(Items from an interface collection)
────────

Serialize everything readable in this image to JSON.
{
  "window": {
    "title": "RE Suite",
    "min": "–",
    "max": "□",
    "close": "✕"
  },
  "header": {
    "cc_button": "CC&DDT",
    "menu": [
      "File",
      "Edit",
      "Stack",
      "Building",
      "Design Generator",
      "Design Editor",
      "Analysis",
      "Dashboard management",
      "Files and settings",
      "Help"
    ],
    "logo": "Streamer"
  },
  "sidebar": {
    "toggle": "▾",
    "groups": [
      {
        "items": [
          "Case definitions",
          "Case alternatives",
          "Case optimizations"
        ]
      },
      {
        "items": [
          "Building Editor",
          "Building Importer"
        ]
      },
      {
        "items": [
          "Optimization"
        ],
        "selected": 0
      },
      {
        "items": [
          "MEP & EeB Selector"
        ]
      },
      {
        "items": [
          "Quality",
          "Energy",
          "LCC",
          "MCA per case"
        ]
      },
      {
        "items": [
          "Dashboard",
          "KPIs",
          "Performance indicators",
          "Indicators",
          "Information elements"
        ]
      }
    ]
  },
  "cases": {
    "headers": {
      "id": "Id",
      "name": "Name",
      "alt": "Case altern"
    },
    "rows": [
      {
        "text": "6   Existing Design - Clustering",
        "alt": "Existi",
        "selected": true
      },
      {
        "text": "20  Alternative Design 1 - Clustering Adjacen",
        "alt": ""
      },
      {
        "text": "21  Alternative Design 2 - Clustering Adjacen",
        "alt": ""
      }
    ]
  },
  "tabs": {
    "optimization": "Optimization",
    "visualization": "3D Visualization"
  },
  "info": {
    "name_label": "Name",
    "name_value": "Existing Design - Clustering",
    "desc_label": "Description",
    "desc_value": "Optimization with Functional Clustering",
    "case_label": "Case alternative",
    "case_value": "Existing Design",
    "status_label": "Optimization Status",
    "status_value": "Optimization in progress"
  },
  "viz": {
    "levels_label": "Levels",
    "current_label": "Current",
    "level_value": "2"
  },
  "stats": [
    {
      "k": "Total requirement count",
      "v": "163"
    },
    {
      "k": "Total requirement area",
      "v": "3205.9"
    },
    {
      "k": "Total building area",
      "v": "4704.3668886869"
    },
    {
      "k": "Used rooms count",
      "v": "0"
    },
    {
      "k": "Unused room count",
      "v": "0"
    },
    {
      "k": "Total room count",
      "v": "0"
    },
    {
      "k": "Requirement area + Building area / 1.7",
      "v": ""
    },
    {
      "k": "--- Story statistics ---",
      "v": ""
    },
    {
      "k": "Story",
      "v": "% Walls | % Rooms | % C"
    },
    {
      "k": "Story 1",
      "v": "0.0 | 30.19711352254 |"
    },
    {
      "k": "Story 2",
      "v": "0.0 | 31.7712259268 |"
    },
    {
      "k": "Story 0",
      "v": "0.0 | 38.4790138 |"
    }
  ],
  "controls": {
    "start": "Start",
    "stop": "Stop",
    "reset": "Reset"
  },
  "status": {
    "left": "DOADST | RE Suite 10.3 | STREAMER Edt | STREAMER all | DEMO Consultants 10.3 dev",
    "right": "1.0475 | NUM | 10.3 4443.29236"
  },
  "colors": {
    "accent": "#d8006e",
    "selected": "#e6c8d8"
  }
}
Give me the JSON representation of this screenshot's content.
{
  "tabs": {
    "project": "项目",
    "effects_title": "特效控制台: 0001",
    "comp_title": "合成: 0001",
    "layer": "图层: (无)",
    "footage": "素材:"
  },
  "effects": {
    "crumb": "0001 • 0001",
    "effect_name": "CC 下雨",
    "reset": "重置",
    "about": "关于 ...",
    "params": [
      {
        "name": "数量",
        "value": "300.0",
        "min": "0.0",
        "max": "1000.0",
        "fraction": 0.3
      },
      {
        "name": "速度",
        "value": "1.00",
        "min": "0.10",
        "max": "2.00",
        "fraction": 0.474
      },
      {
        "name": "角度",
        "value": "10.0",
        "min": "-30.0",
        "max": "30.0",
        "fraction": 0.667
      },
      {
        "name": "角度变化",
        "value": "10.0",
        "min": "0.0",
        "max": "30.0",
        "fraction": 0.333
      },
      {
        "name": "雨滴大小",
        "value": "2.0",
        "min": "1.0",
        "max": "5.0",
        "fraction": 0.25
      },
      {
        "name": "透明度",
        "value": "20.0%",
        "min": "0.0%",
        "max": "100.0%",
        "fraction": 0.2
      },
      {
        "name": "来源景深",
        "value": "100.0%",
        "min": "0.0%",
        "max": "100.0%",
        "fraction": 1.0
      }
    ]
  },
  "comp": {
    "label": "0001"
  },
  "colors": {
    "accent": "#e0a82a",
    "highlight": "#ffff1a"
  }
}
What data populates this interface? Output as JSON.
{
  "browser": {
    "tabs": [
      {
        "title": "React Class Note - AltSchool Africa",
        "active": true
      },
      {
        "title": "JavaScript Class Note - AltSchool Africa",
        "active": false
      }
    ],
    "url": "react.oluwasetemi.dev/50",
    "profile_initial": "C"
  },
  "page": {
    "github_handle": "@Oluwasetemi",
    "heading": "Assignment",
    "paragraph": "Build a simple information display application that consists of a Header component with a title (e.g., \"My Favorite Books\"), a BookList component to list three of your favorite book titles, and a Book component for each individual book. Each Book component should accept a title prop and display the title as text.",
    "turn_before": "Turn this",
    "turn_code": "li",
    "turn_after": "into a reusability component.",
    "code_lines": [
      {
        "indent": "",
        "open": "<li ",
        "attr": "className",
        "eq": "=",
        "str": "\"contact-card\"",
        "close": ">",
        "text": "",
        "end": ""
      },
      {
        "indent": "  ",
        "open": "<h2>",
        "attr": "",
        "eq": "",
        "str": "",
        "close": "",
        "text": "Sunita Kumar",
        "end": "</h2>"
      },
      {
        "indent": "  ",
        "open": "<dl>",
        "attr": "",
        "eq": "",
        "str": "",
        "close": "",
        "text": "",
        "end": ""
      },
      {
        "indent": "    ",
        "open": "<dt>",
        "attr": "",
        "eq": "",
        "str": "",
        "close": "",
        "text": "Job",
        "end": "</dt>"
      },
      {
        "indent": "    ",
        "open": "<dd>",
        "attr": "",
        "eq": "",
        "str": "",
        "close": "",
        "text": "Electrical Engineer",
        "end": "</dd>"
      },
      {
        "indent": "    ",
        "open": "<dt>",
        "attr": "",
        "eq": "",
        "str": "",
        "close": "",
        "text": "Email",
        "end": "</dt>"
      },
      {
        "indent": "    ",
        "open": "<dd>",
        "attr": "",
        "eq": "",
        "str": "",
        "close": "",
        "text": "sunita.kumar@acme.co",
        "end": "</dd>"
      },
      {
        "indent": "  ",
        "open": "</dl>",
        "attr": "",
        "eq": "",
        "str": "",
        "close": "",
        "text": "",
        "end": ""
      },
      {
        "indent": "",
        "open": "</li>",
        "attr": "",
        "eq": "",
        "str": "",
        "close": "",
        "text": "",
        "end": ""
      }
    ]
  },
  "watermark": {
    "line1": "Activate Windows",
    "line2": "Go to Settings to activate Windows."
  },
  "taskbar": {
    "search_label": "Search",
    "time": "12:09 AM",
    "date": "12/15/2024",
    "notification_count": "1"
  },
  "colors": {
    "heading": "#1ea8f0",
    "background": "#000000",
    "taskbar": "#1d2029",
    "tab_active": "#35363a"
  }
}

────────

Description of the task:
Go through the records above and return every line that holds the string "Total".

Task solution:
      "k": "Total requirement count",
      "k": "Total requirement area",
      "k": "Total building area",
      "k": "Total room count",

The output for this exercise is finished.